> **Work to be completed**
Leaving the pictures aside, return all of the data below exactly.

----

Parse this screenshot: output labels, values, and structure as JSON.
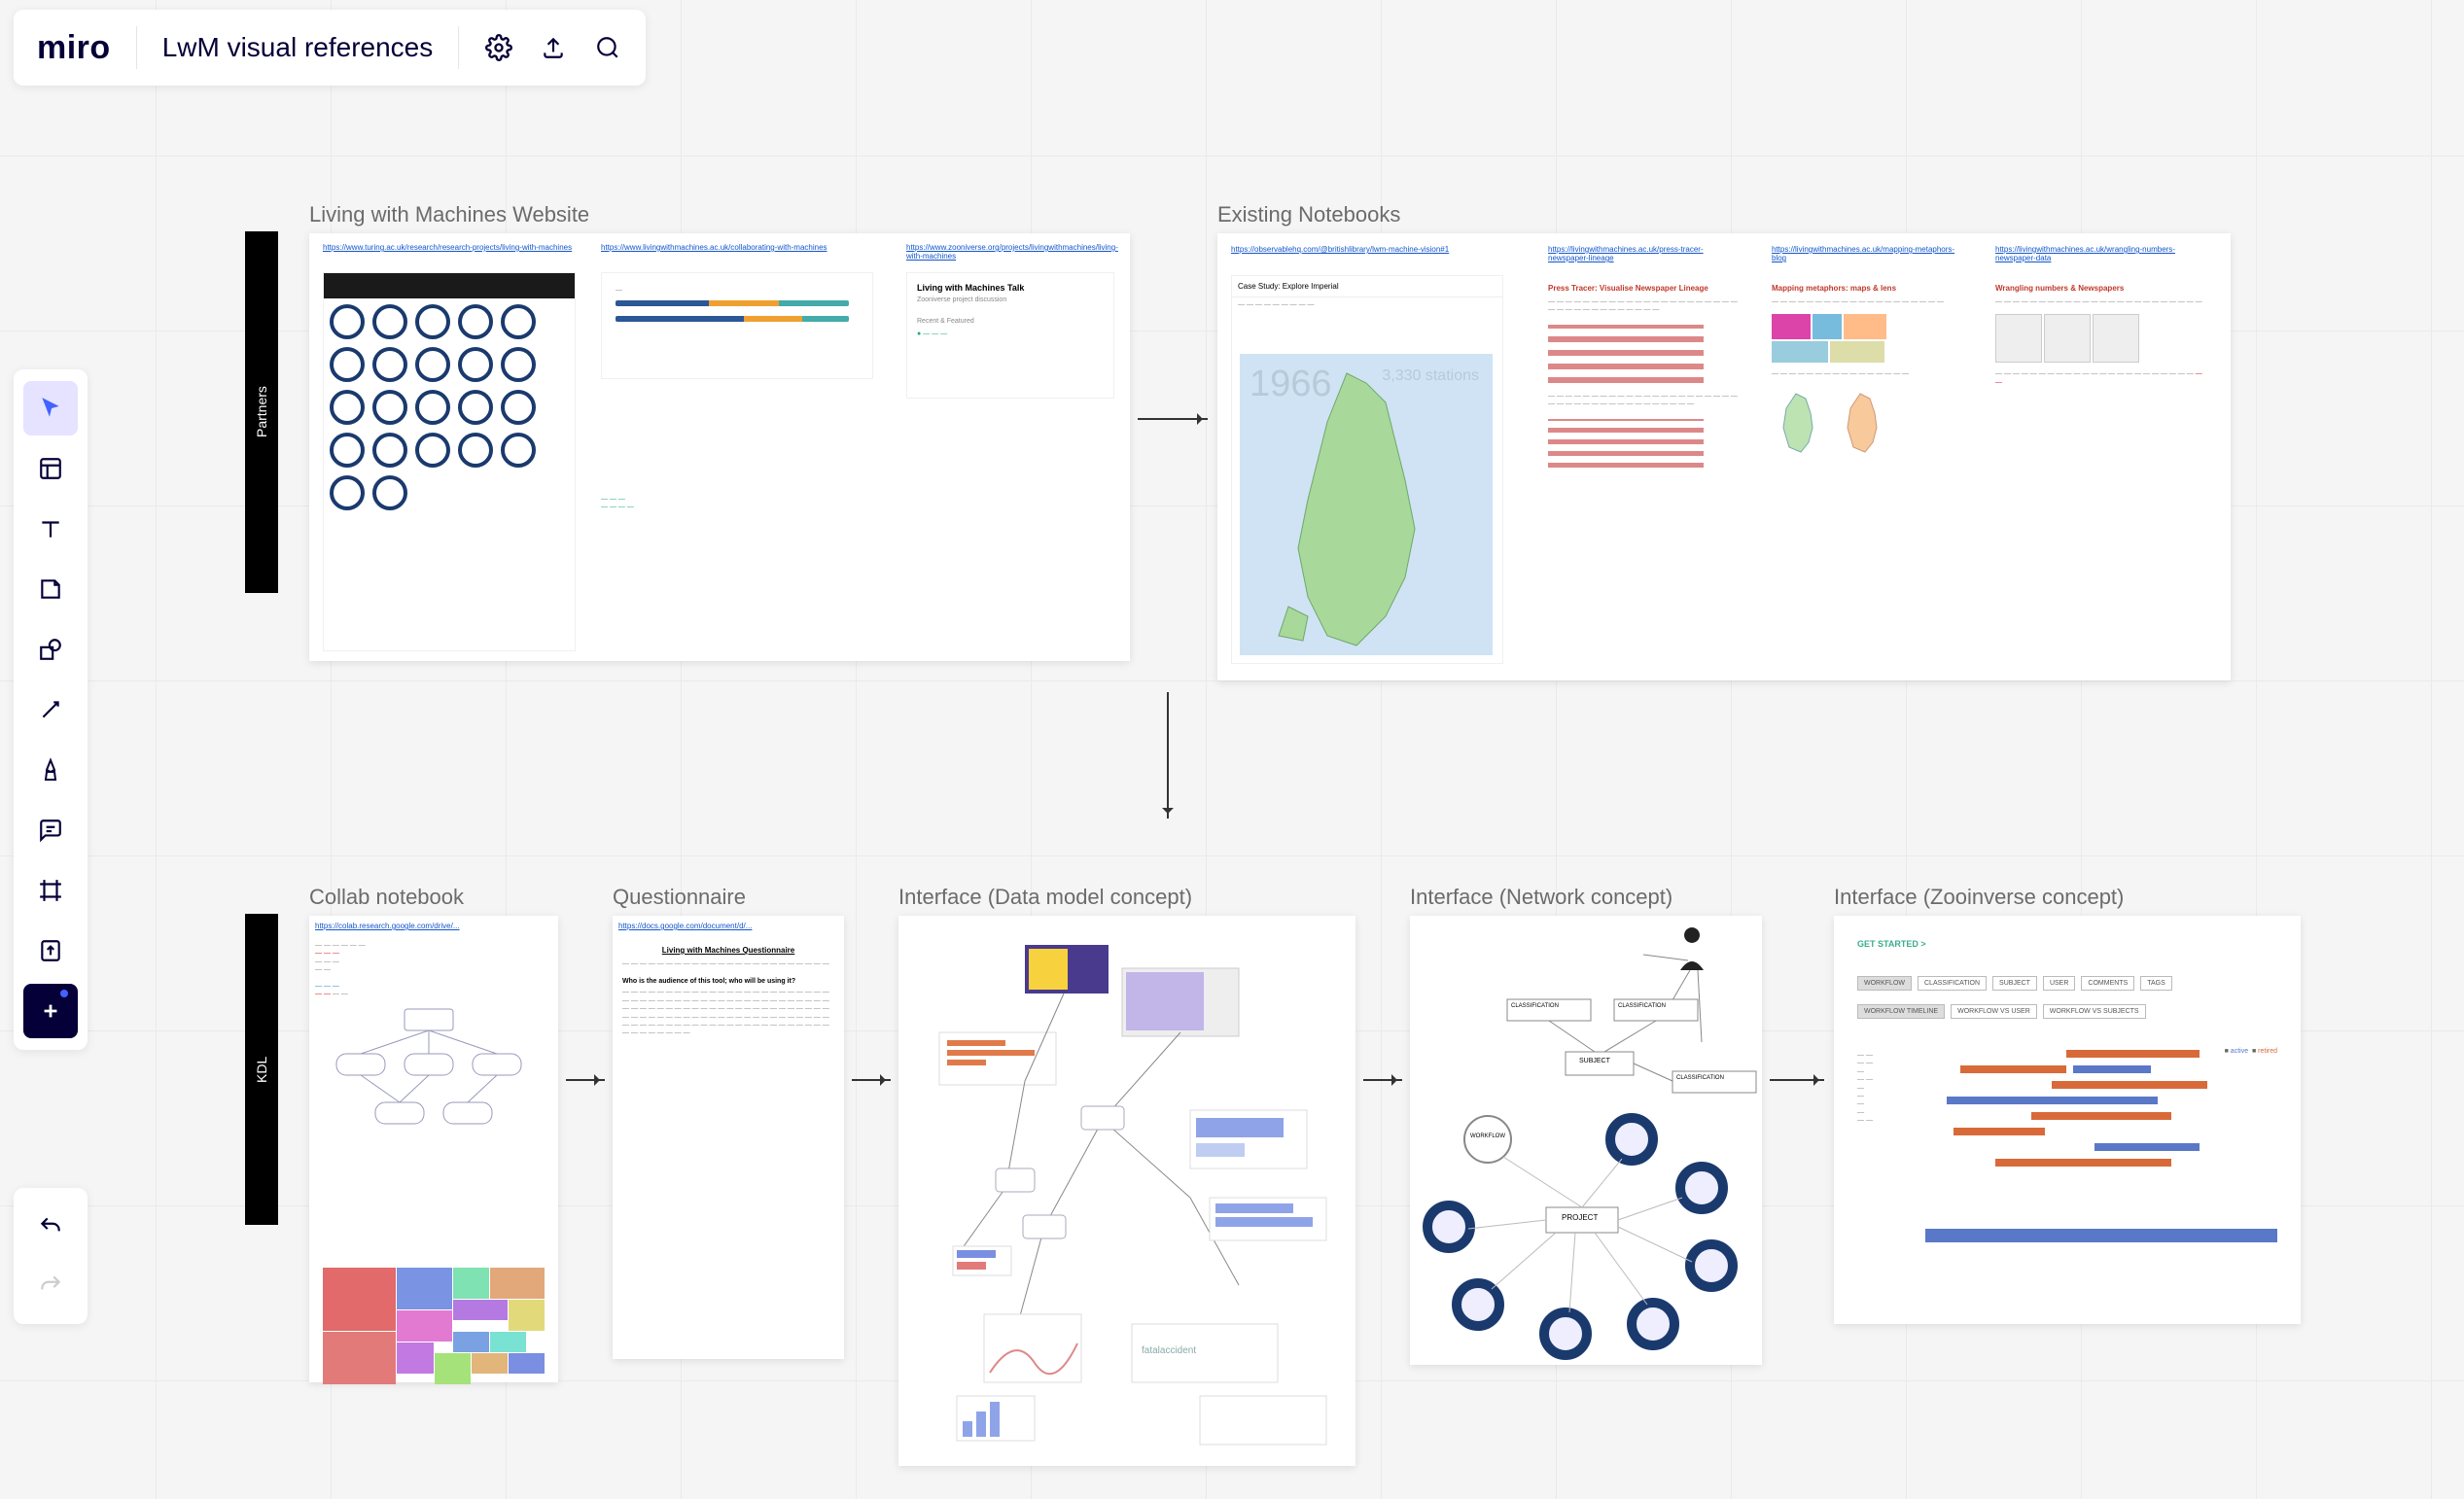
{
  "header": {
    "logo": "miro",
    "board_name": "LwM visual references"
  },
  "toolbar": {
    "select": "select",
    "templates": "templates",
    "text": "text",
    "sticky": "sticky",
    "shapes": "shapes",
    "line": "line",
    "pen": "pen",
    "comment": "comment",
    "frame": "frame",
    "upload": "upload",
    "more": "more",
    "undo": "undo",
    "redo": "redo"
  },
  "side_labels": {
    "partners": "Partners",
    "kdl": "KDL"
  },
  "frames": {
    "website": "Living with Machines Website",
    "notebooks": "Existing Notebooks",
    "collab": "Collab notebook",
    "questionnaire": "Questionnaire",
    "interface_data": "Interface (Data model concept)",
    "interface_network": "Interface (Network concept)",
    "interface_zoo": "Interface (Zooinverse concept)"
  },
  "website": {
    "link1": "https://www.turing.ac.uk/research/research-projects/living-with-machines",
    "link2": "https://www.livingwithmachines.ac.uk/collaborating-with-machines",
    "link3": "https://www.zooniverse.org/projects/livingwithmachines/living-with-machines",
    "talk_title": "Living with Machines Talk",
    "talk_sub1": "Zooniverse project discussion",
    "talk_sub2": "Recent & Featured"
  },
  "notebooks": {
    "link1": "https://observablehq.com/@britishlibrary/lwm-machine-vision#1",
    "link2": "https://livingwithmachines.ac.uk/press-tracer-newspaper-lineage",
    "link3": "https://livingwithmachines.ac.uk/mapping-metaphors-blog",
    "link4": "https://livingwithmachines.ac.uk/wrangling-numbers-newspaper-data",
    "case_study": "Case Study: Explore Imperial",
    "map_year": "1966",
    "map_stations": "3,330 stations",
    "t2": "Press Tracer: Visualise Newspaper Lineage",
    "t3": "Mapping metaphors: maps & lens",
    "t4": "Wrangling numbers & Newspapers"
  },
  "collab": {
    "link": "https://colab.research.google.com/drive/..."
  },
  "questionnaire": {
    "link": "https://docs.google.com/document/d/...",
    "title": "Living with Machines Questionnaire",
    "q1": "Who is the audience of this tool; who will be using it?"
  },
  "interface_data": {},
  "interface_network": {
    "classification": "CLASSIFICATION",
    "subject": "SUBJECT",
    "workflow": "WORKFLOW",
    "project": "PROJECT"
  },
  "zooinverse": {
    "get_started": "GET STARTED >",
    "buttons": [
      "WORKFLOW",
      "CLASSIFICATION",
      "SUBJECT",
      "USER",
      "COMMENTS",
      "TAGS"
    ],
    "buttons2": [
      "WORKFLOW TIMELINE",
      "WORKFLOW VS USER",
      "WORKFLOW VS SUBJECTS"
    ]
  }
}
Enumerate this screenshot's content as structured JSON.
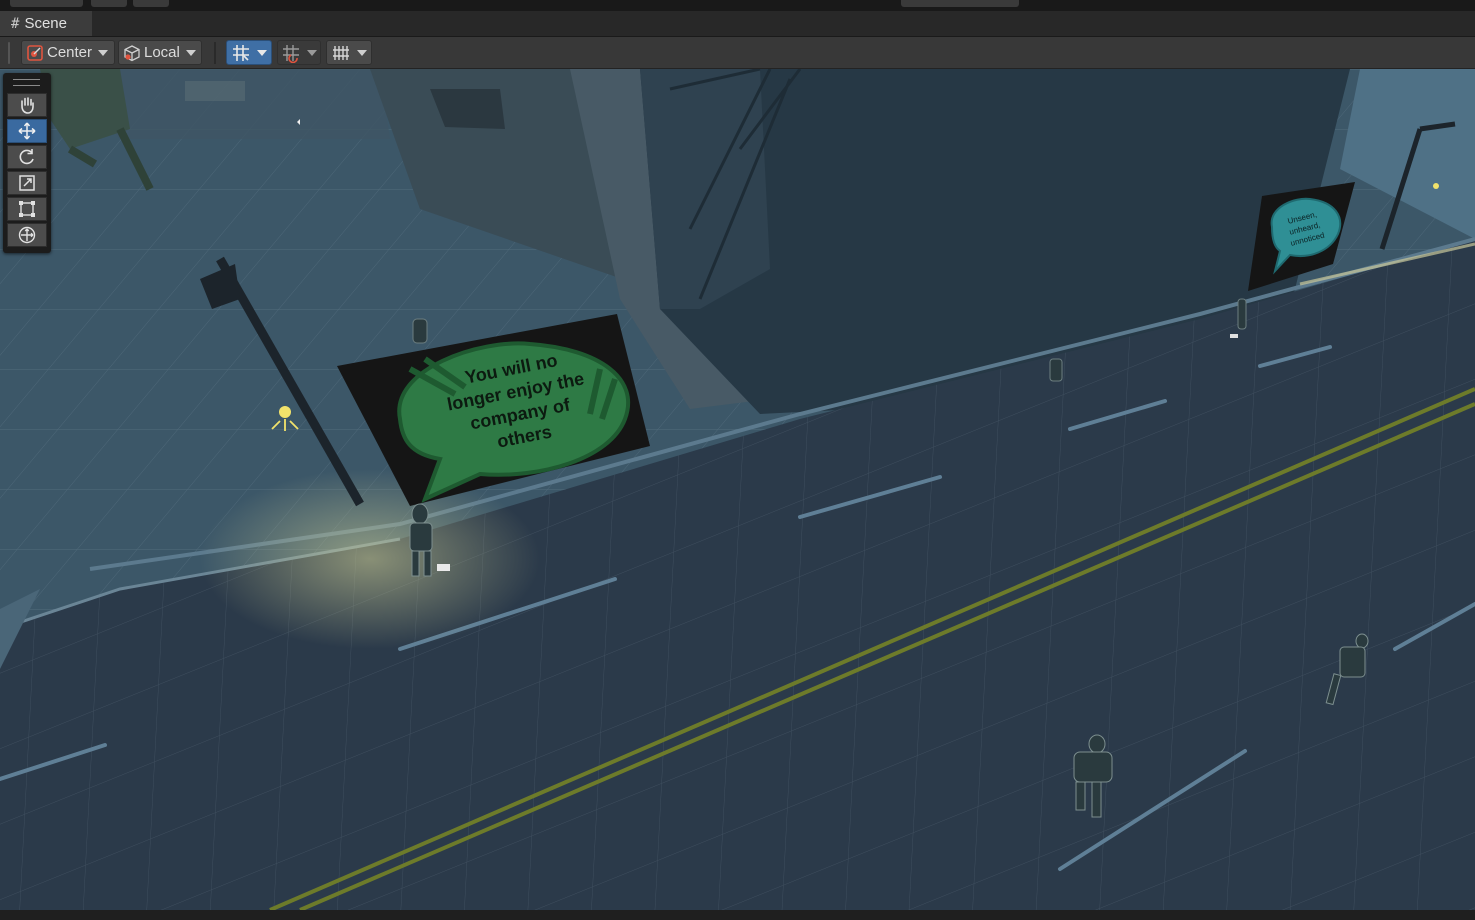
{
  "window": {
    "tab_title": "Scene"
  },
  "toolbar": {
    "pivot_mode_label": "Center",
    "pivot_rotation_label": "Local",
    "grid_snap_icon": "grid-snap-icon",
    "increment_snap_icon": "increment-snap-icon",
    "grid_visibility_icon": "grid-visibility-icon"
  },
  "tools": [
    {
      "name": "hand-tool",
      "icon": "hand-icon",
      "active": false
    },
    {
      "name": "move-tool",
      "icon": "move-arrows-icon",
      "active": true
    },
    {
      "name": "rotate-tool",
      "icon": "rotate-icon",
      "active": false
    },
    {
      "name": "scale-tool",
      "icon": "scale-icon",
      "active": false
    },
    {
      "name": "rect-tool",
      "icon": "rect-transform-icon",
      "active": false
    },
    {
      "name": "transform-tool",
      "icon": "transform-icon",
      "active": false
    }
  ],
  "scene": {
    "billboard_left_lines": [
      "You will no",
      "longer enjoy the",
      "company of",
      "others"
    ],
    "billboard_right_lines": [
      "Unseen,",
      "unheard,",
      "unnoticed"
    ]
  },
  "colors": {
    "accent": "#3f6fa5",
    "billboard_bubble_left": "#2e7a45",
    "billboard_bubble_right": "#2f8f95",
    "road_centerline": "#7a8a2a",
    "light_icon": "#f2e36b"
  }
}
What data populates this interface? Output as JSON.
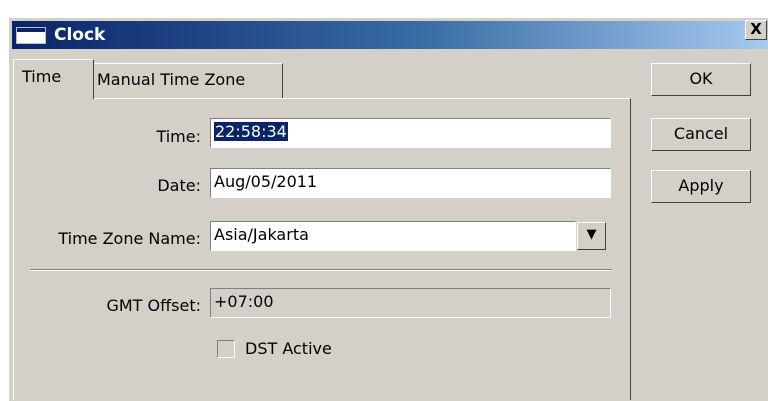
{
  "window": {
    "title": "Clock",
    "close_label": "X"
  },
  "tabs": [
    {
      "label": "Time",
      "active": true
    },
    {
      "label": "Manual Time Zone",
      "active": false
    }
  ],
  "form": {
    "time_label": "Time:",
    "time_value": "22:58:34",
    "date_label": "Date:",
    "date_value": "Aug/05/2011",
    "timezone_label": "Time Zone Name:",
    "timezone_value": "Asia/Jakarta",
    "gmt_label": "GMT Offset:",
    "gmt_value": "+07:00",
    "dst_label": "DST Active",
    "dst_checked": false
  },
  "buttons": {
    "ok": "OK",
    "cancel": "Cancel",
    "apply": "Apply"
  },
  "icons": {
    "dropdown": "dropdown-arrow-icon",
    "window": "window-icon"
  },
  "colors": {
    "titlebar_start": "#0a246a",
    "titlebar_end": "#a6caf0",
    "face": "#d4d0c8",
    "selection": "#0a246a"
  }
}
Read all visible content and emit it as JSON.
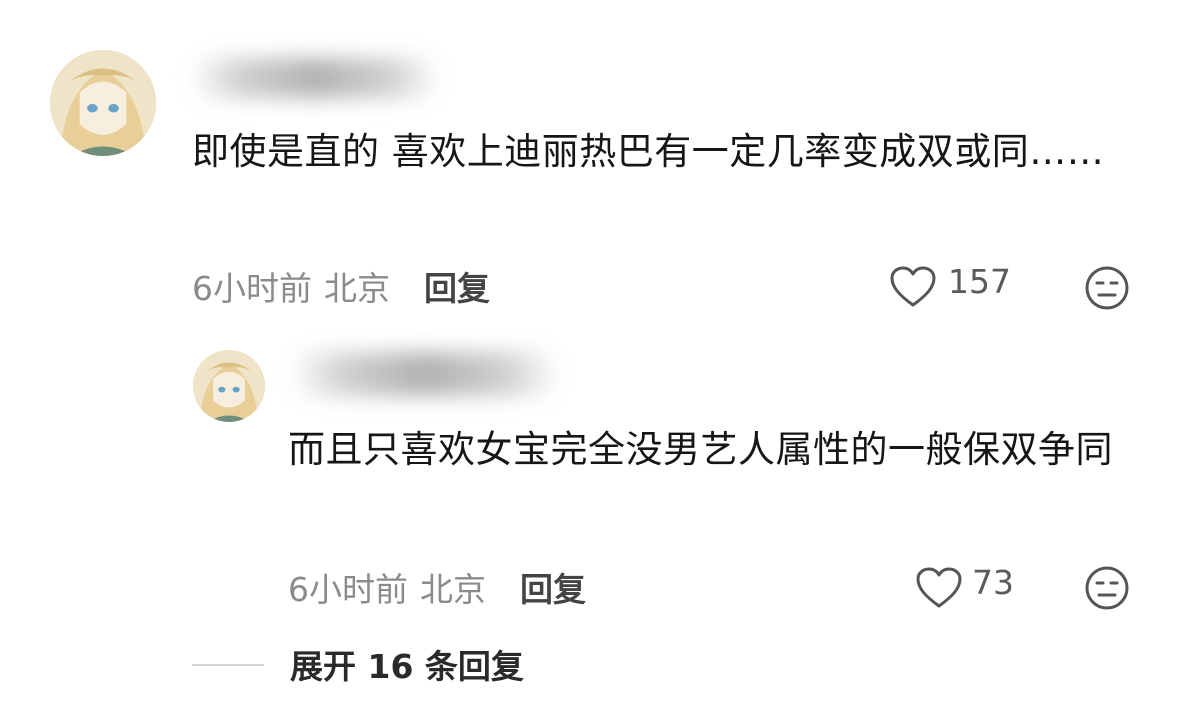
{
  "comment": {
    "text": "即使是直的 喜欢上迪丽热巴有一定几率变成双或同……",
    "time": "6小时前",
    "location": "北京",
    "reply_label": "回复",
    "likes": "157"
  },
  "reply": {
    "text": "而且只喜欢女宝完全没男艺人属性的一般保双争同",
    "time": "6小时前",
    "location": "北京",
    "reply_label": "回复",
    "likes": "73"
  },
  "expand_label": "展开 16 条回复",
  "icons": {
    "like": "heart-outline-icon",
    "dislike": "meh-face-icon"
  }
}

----

> **Output of the task**
Parse this screenshot: output labels, values, and structure as JSON.
{
  "header": {
    "logo": "miro",
    "board_name": "LwM visual references"
  },
  "toolbar": {
    "select": "select",
    "templates": "templates",
    "text": "text",
    "sticky": "sticky",
    "shapes": "shapes",
    "line": "line",
    "pen": "pen",
    "comment": "comment",
    "frame": "frame",
    "upload": "upload",
    "more": "more",
    "undo": "undo",
    "redo": "redo"
  },
  "side_labels": {
    "partners": "Partners",
    "kdl": "KDL"
  },
  "frames": {
    "website": "Living with Machines Website",
    "notebooks": "Existing Notebooks",
    "collab": "Collab notebook",
    "questionnaire": "Questionnaire",
    "interface_data": "Interface (Data model concept)",
    "interface_network": "Interface (Network concept)",
    "interface_zoo": "Interface (Zooinverse concept)"
  },
  "website": {
    "link1": "https://www.turing.ac.uk/research/research-projects/living-with-machines",
    "link2": "https://www.livingwithmachines.ac.uk/collaborating-with-machines",
    "link3": "https://www.zooniverse.org/projects/livingwithmachines/living-with-machines",
    "talk_title": "Living with Machines Talk",
    "talk_sub1": "Zooniverse project discussion",
    "talk_sub2": "Recent & Featured"
  },
  "notebooks": {
    "link1": "https://observablehq.com/@britishlibrary/lwm-machine-vision#1",
    "link2": "https://livingwithmachines.ac.uk/press-tracer-newspaper-lineage",
    "link3": "https://livingwithmachines.ac.uk/mapping-metaphors-blog",
    "link4": "https://livingwithmachines.ac.uk/wrangling-numbers-newspaper-data",
    "case_study": "Case Study: Explore Imperial",
    "map_year": "1966",
    "map_stations": "3,330 stations",
    "t2": "Press Tracer: Visualise Newspaper Lineage",
    "t3": "Mapping metaphors: maps & lens",
    "t4": "Wrangling numbers & Newspapers"
  },
  "collab": {
    "link": "https://colab.research.google.com/drive/..."
  },
  "questionnaire": {
    "link": "https://docs.google.com/document/d/...",
    "title": "Living with Machines Questionnaire",
    "q1": "Who is the audience of this tool; who will be using it?"
  },
  "interface_data": {},
  "interface_network": {
    "classification": "CLASSIFICATION",
    "subject": "SUBJECT",
    "workflow": "WORKFLOW",
    "project": "PROJECT"
  },
  "zooinverse": {
    "get_started": "GET STARTED >",
    "buttons": [
      "WORKFLOW",
      "CLASSIFICATION",
      "SUBJECT",
      "USER",
      "COMMENTS",
      "TAGS"
    ],
    "buttons2": [
      "WORKFLOW TIMELINE",
      "WORKFLOW VS USER",
      "WORKFLOW VS SUBJECTS"
    ]
  }
}
Enumerate this screenshot's content as structured JSON.
{
  "window": {
    "tab_title": "Scene"
  },
  "toolbar": {
    "pivot_mode_label": "Center",
    "pivot_rotation_label": "Local",
    "grid_snap_icon": "grid-snap-icon",
    "increment_snap_icon": "increment-snap-icon",
    "grid_visibility_icon": "grid-visibility-icon"
  },
  "tools": [
    {
      "name": "hand-tool",
      "icon": "hand-icon",
      "active": false
    },
    {
      "name": "move-tool",
      "icon": "move-arrows-icon",
      "active": true
    },
    {
      "name": "rotate-tool",
      "icon": "rotate-icon",
      "active": false
    },
    {
      "name": "scale-tool",
      "icon": "scale-icon",
      "active": false
    },
    {
      "name": "rect-tool",
      "icon": "rect-transform-icon",
      "active": false
    },
    {
      "name": "transform-tool",
      "icon": "transform-icon",
      "active": false
    }
  ],
  "scene": {
    "billboard_left_lines": [
      "You will no",
      "longer enjoy the",
      "company of",
      "others"
    ],
    "billboard_right_lines": [
      "Unseen,",
      "unheard,",
      "unnoticed"
    ]
  },
  "colors": {
    "accent": "#3f6fa5",
    "billboard_bubble_left": "#2e7a45",
    "billboard_bubble_right": "#2f8f95",
    "road_centerline": "#7a8a2a",
    "light_icon": "#f2e36b"
  }
}
What data populates this interface? Output as JSON.
{
  "window": {
    "title": "Clock",
    "close_label": "X"
  },
  "tabs": [
    {
      "label": "Time",
      "active": true
    },
    {
      "label": "Manual Time Zone",
      "active": false
    }
  ],
  "form": {
    "time_label": "Time:",
    "time_value": "22:58:34",
    "date_label": "Date:",
    "date_value": "Aug/05/2011",
    "timezone_label": "Time Zone Name:",
    "timezone_value": "Asia/Jakarta",
    "gmt_label": "GMT Offset:",
    "gmt_value": "+07:00",
    "dst_label": "DST Active",
    "dst_checked": false
  },
  "buttons": {
    "ok": "OK",
    "cancel": "Cancel",
    "apply": "Apply"
  },
  "icons": {
    "dropdown": "dropdown-arrow-icon",
    "window": "window-icon"
  },
  "colors": {
    "titlebar_start": "#0a246a",
    "titlebar_end": "#a6caf0",
    "face": "#d4d0c8",
    "selection": "#0a246a"
  }
}
Read all visible content and emit it as JSON.
{
  "comment": {
    "text": "即使是直的 喜欢上迪丽热巴有一定几率变成双或同……",
    "time": "6小时前",
    "location": "北京",
    "reply_label": "回复",
    "likes": "157"
  },
  "reply": {
    "text": "而且只喜欢女宝完全没男艺人属性的一般保双争同",
    "time": "6小时前",
    "location": "北京",
    "reply_label": "回复",
    "likes": "73"
  },
  "expand_label": "展开 16 条回复",
  "icons": {
    "like": "heart-outline-icon",
    "dislike": "meh-face-icon"
  }
}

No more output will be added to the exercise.